Data items
- Opening Delimiter -

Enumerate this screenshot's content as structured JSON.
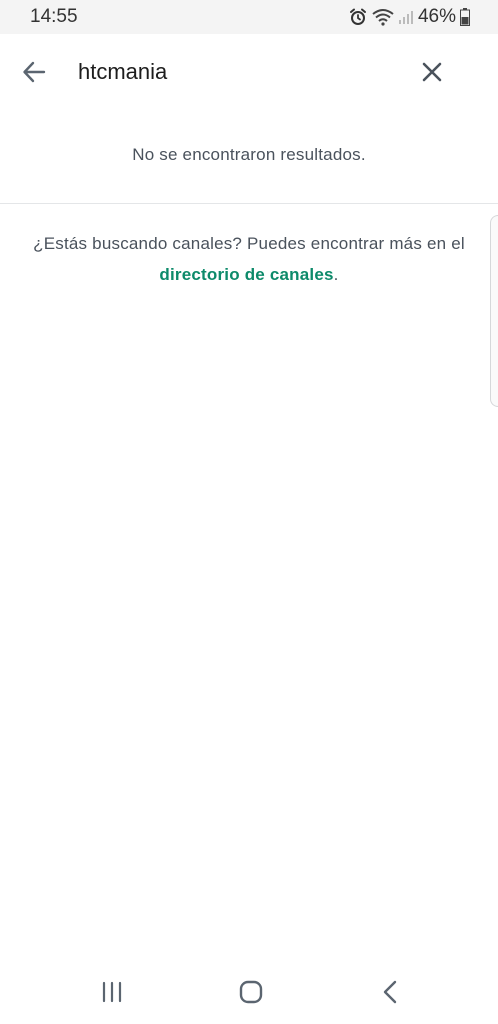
{
  "status_bar": {
    "time": "14:55",
    "battery": "46%",
    "icons": [
      "alarm-icon",
      "wifi-icon",
      "signal-icon",
      "battery-icon"
    ]
  },
  "search": {
    "query": "htcmania",
    "back_icon": "arrow-left-icon",
    "clear_icon": "close-icon"
  },
  "results": {
    "empty_message": "No se encontraron resultados."
  },
  "channel_hint": {
    "text_before": "¿Estás buscando canales? Puedes encontrar más en el ",
    "link_text": "directorio de canales",
    "text_after": "."
  },
  "nav_bar": {
    "icons": [
      "recent-apps-icon",
      "home-icon",
      "back-icon"
    ]
  },
  "colors": {
    "accent": "#0d8a6a",
    "text": "#4a525c",
    "icon": "#5b6570"
  }
}
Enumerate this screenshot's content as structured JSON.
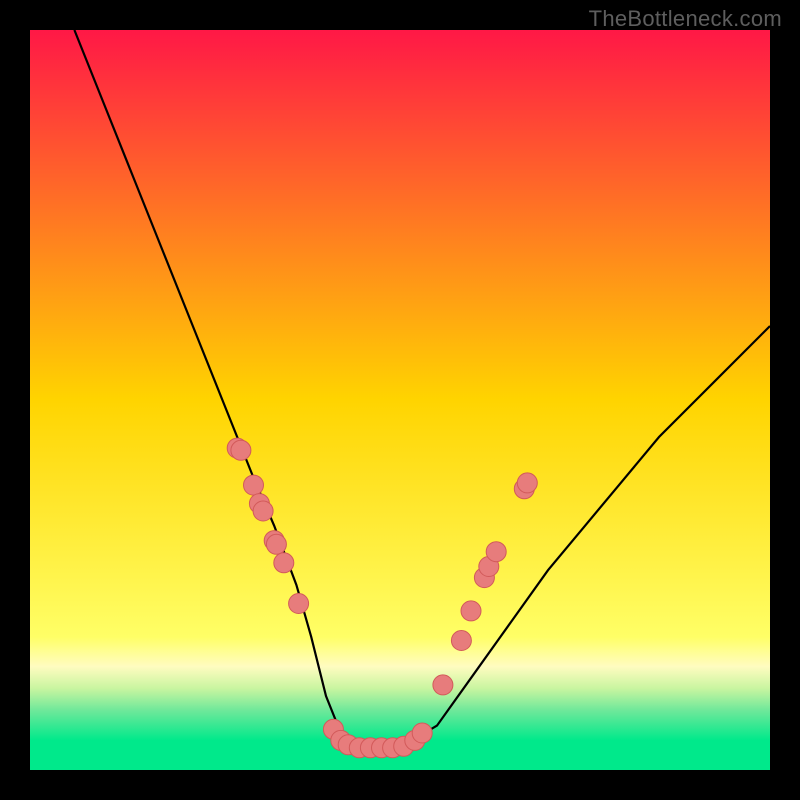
{
  "watermark": "TheBottleneck.com",
  "chart_data": {
    "type": "line",
    "title": "",
    "xlabel": "",
    "ylabel": "",
    "xlim": [
      0,
      100
    ],
    "ylim": [
      0,
      100
    ],
    "grid": false,
    "legend": "none",
    "background_gradient": {
      "stops": [
        {
          "offset": 0.0,
          "color": "#ff1846"
        },
        {
          "offset": 0.5,
          "color": "#ffd400"
        },
        {
          "offset": 0.82,
          "color": "#ffff66"
        },
        {
          "offset": 0.86,
          "color": "#fffcc0"
        },
        {
          "offset": 0.89,
          "color": "#c8f5a0"
        },
        {
          "offset": 0.92,
          "color": "#6de89a"
        },
        {
          "offset": 0.96,
          "color": "#00e98b"
        },
        {
          "offset": 1.0,
          "color": "#00e98b"
        }
      ]
    },
    "series": [
      {
        "name": "bottleneck-curve",
        "x": [
          6,
          10,
          14,
          18,
          22,
          26,
          28,
          30,
          33,
          36,
          38,
          40,
          42,
          44,
          46,
          50,
          55,
          60,
          65,
          70,
          75,
          80,
          85,
          90,
          95,
          100
        ],
        "y": [
          100,
          90,
          80,
          70,
          60,
          50,
          45,
          40,
          33,
          25,
          18,
          10,
          5,
          3,
          3,
          3,
          6,
          13,
          20,
          27,
          33,
          39,
          45,
          50,
          55,
          60
        ]
      }
    ],
    "marker_clusters": [
      {
        "name": "left-cluster",
        "points": [
          {
            "x": 28.0,
            "y": 43.5
          },
          {
            "x": 28.5,
            "y": 43.2
          },
          {
            "x": 30.2,
            "y": 38.5
          },
          {
            "x": 31.0,
            "y": 36.0
          },
          {
            "x": 31.5,
            "y": 35.0
          },
          {
            "x": 33.0,
            "y": 31.0
          },
          {
            "x": 33.3,
            "y": 30.5
          },
          {
            "x": 34.3,
            "y": 28.0
          },
          {
            "x": 36.3,
            "y": 22.5
          }
        ]
      },
      {
        "name": "bottom-cluster",
        "points": [
          {
            "x": 41.0,
            "y": 5.5
          },
          {
            "x": 42.0,
            "y": 4.0
          },
          {
            "x": 43.0,
            "y": 3.4
          },
          {
            "x": 44.5,
            "y": 3.0
          },
          {
            "x": 46.0,
            "y": 3.0
          },
          {
            "x": 47.5,
            "y": 3.0
          },
          {
            "x": 49.0,
            "y": 3.0
          },
          {
            "x": 50.5,
            "y": 3.2
          },
          {
            "x": 52.0,
            "y": 4.0
          },
          {
            "x": 53.0,
            "y": 5.0
          }
        ]
      },
      {
        "name": "right-cluster",
        "points": [
          {
            "x": 55.8,
            "y": 11.5
          },
          {
            "x": 58.3,
            "y": 17.5
          },
          {
            "x": 59.6,
            "y": 21.5
          },
          {
            "x": 61.4,
            "y": 26.0
          },
          {
            "x": 62.0,
            "y": 27.5
          },
          {
            "x": 63.0,
            "y": 29.5
          },
          {
            "x": 66.8,
            "y": 38.0
          },
          {
            "x": 67.2,
            "y": 38.8
          }
        ]
      }
    ],
    "marker_style": {
      "radius_px": 10,
      "fill": "#e77c7c",
      "stroke": "#d25a5a",
      "stroke_width": 1
    }
  }
}
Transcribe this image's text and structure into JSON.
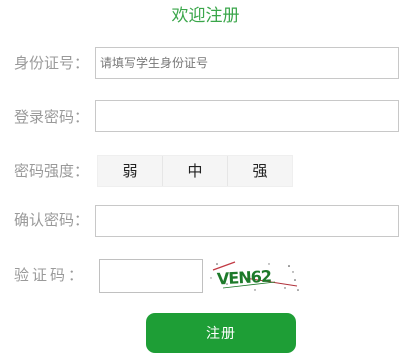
{
  "header": {
    "title": "欢迎注册"
  },
  "form": {
    "id_card": {
      "label": "身份证号：",
      "placeholder": "请填写学生身份证号",
      "value": ""
    },
    "password": {
      "label": "登录密码：",
      "value": ""
    },
    "strength": {
      "label": "密码强度：",
      "levels": [
        "弱",
        "中",
        "强"
      ]
    },
    "confirm_password": {
      "label": "确认密码：",
      "value": ""
    },
    "captcha": {
      "label": "验证码：",
      "value": "",
      "image_text": "VEN62"
    },
    "submit_label": "注册"
  },
  "colors": {
    "title": "#3aa64a",
    "label": "#9a9a9a",
    "button": "#1e9e36",
    "captcha_text": "#1d7a2a",
    "captcha_noise": "#b0303a"
  }
}
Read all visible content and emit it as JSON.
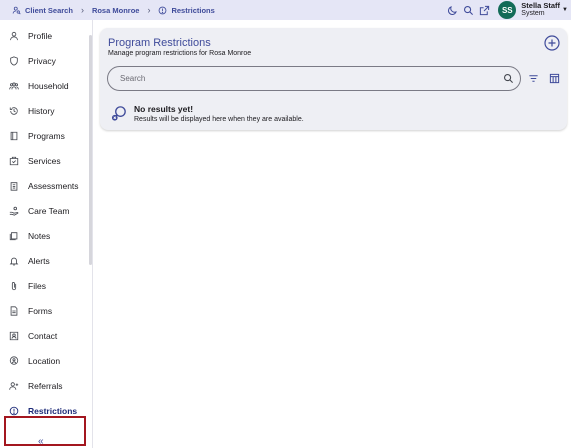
{
  "breadcrumbs": [
    {
      "label": "Client Search",
      "icon": "people-search-icon"
    },
    {
      "label": "Rosa Monroe"
    },
    {
      "label": "Restrictions",
      "icon": "info-circle-icon"
    }
  ],
  "header": {
    "user_initials": "SS",
    "user_name": "Stella Staff",
    "user_role": "System",
    "icons": [
      "moon-icon",
      "search-icon",
      "external-link-icon"
    ]
  },
  "sidebar": {
    "items": [
      {
        "label": "Profile",
        "icon": "person-icon"
      },
      {
        "label": "Privacy",
        "icon": "shield-icon"
      },
      {
        "label": "Household",
        "icon": "group-icon"
      },
      {
        "label": "History",
        "icon": "history-icon"
      },
      {
        "label": "Programs",
        "icon": "book-icon"
      },
      {
        "label": "Services",
        "icon": "services-icon"
      },
      {
        "label": "Assessments",
        "icon": "clipboard-icon"
      },
      {
        "label": "Care Team",
        "icon": "care-team-icon"
      },
      {
        "label": "Notes",
        "icon": "notes-icon"
      },
      {
        "label": "Alerts",
        "icon": "bell-icon"
      },
      {
        "label": "Files",
        "icon": "paperclip-icon"
      },
      {
        "label": "Forms",
        "icon": "document-icon"
      },
      {
        "label": "Contact",
        "icon": "contact-icon"
      },
      {
        "label": "Location",
        "icon": "location-icon"
      },
      {
        "label": "Referrals",
        "icon": "person-add-icon"
      },
      {
        "label": "Restrictions",
        "icon": "info-circle-icon",
        "active": true
      }
    ],
    "collapse_label": "«"
  },
  "main": {
    "title": "Program Restrictions",
    "subtitle": "Manage program restrictions for Rosa Monroe",
    "search_placeholder": "Search",
    "empty_title": "No results yet!",
    "empty_subtitle": "Results will be displayed here when they are available."
  },
  "colors": {
    "accent": "#3f4b9a",
    "avatar": "#136b58",
    "highlight_box": "#a3161f",
    "topbar": "#e5e6f6",
    "card": "#eeeff4"
  }
}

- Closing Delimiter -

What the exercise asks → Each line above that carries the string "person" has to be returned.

Expected answer →
        "icon": "person-icon"
        "icon": "person-add-icon"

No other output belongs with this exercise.